Open source apfs.efi loader based on reverse-engineered Apple’s ApfsJumpStart driver
Loads apfs.efi from ApfsContainer located on block device.
Apfs driver verbose logging suppressed.
Version system: connects each apfs.efi to the device from which it was retrieved
Supports AppleLoadImage protocol provides EfiBinary signature check
WARNING: Please load AppleLoadImage.efi right before ApfsDriverLoader, or just put it inside drivers64uefi folder of your Clover bootloader
Implementation of AppleLoadImage protocol discoverd in ApfsJumpStart Apple driver. This protocol installs in CoreDxe Apple’s firmware.
It provides safe EFI binary loading into memory by verifiyng it’s signature.
Also gives ability to use native ApfsJumpStart driver from Apple firmware
WARNING: ApplePartitionDriver needed
This library provides reverse-engineered Apple’s crypto signature algorithms.
[…]In the fourth developer beta of iOS 12, a passcode is required any time a computer or USB accessory is connected.[…]
Extracts EFI firmware installer pkg from High Sierra installer
I tried to boot an iOS 12 kernelcache in QEMU: I managed to get as far as IOKit startup before receiving a kernel panic. I learned a lot about how iOS boots up with this project.[…]
[…]In other words, we have found no obvious way to break USB Restricted Mode once it is already engaged. However, we discovered a workaround, which happens to work exactly as we suggested back in May[…]
Drop EFI is a super Droplet for Mount any EFI Partition on macOS
Working for HFS+J, APFS, NTFS GPT, Core Storage volumes.
What does NVRAM lock/unlock actually mean
Jun 26, 2018
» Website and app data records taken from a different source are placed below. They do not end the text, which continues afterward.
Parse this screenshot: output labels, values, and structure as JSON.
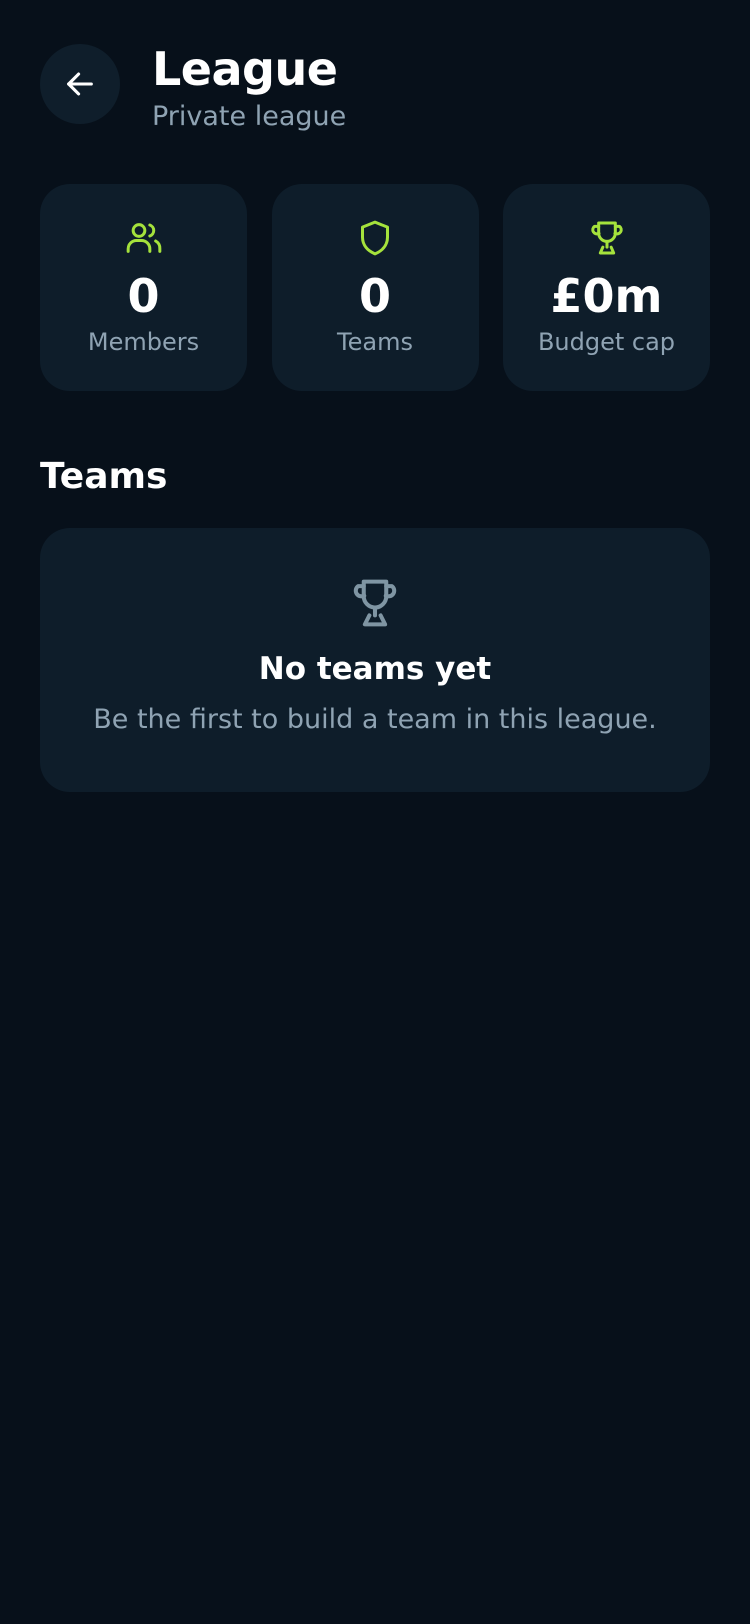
{
  "header": {
    "title": "League",
    "subtitle": "Private league",
    "back_icon": "arrow-left-icon"
  },
  "stats": [
    {
      "icon": "users-icon",
      "value": "0",
      "label": "Members"
    },
    {
      "icon": "shield-icon",
      "value": "0",
      "label": "Teams"
    },
    {
      "icon": "trophy-icon",
      "value": "£0m",
      "label": "Budget cap"
    }
  ],
  "teams_section": {
    "title": "Teams",
    "empty_state": {
      "icon": "trophy-icon",
      "title": "No teams yet",
      "text": "Be the first to build a team in this league."
    }
  },
  "colors": {
    "background": "#07101a",
    "card": "#0e1d2a",
    "accent": "#a5e23c",
    "muted_text": "#8fa3b3",
    "muted_icon": "#7f95a3"
  }
}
So, recently I’ve realized that meaning of “lock/unlock” in context of nvram on iOS is not understood correctly by many, so I’ve decieded to make a quick blog post on meaning of those words.[…]
Some time ago, I proposed that macOS 10.14 should be named Gormenghast, to reflect its many concealed and neglected features. These can trip up its own security and the protection of privacy when an old system within macOS is quietly storing sensitive data in an unprotected location. A good example is the latest vulnerability in QuickLook (or Quick Look, as Apple uses both forms). Here is a brief overview of some of the potentially sensitive information which macOS secretes away in unexpected places. If you’re concerned about protecting the security of your data, these should be places to watch; if you’re a forensic analyst, these are often rewarding places to look.[…]
Hidden caches in macOS: where your private data gets stored
Apple has a new file system, APFS. This causes Hackintosh people lots of grief. There are lots of Apple APFS binaries online, and now there’s this:
Implementation of AppleLoadImage protocol discoverd in ApfsJumpStart Apple driver. This protocol installs in CoreDxe Apple’s firmware. Gives ability to use native ApfsJumpStart driver from Apple firmware
cugu for awesome research according APFS structure
CupertinoNet and Download-Fritz for Apple EFI reverse-engineering
vit9696 for codereview and support in the development
Personally I think the best way to learn a public exploit is by understanding it line-by-line until I can understand the exploit to the fullest. I will post some of these (overly-commented 😉 ) exploits so hopefully others can learn from it, and as an attempt to give something back to the community. Also for documenting purposes, cause these things kind of fade away from my head as time passes.